> EXERCISE DETAILS
Your answer should hold every line of the records below that contains the string "this".
*** DATASET EXTRACT Section Begins ***
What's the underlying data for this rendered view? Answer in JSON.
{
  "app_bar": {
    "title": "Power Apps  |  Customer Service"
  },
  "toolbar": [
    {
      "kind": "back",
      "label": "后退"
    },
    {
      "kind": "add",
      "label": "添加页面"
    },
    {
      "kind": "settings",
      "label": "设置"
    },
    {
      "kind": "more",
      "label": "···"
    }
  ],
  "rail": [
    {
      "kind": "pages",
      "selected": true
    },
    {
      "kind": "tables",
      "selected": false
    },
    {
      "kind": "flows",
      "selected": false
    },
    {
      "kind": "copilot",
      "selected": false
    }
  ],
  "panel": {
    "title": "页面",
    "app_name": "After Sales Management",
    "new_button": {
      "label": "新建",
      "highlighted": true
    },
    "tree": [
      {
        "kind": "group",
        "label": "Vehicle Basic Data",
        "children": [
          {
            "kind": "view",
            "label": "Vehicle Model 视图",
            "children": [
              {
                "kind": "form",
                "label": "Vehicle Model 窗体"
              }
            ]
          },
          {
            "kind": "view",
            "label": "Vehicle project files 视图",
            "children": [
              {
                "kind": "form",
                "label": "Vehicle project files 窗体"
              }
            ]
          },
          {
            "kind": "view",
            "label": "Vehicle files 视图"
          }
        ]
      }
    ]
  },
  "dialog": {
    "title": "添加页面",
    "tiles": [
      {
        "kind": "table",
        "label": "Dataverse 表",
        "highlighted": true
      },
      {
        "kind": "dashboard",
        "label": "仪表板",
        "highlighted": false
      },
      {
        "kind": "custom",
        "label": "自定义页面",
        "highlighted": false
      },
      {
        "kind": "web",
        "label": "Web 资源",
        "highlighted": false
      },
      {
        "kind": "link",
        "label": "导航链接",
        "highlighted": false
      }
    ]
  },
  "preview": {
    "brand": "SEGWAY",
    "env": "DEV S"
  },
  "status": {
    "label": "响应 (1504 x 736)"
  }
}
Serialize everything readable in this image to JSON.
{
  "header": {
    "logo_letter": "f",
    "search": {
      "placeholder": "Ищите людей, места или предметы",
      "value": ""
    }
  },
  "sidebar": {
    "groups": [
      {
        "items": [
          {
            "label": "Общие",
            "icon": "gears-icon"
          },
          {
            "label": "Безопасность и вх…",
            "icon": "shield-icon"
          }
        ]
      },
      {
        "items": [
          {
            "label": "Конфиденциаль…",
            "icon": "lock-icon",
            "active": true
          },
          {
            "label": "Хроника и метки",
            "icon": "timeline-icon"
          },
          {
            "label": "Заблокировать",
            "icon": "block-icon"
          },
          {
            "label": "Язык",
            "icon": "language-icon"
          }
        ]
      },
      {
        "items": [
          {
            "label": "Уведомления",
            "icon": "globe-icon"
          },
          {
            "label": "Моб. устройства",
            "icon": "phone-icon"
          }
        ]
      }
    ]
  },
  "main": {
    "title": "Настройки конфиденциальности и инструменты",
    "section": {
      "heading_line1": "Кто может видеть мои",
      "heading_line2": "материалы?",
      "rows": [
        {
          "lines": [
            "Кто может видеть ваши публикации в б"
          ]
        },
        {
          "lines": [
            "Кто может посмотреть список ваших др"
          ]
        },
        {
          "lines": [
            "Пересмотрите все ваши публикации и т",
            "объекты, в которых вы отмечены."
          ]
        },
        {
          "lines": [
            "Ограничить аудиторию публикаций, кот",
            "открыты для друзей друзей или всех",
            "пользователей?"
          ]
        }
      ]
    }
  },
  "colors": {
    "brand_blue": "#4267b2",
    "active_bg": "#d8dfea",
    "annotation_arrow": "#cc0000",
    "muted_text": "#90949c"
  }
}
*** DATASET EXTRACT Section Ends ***
> WRITTEN RESPONSE
What's the underlying data for this rendered view? Answer in JSON.
Serialize everything readable in this image to JSON.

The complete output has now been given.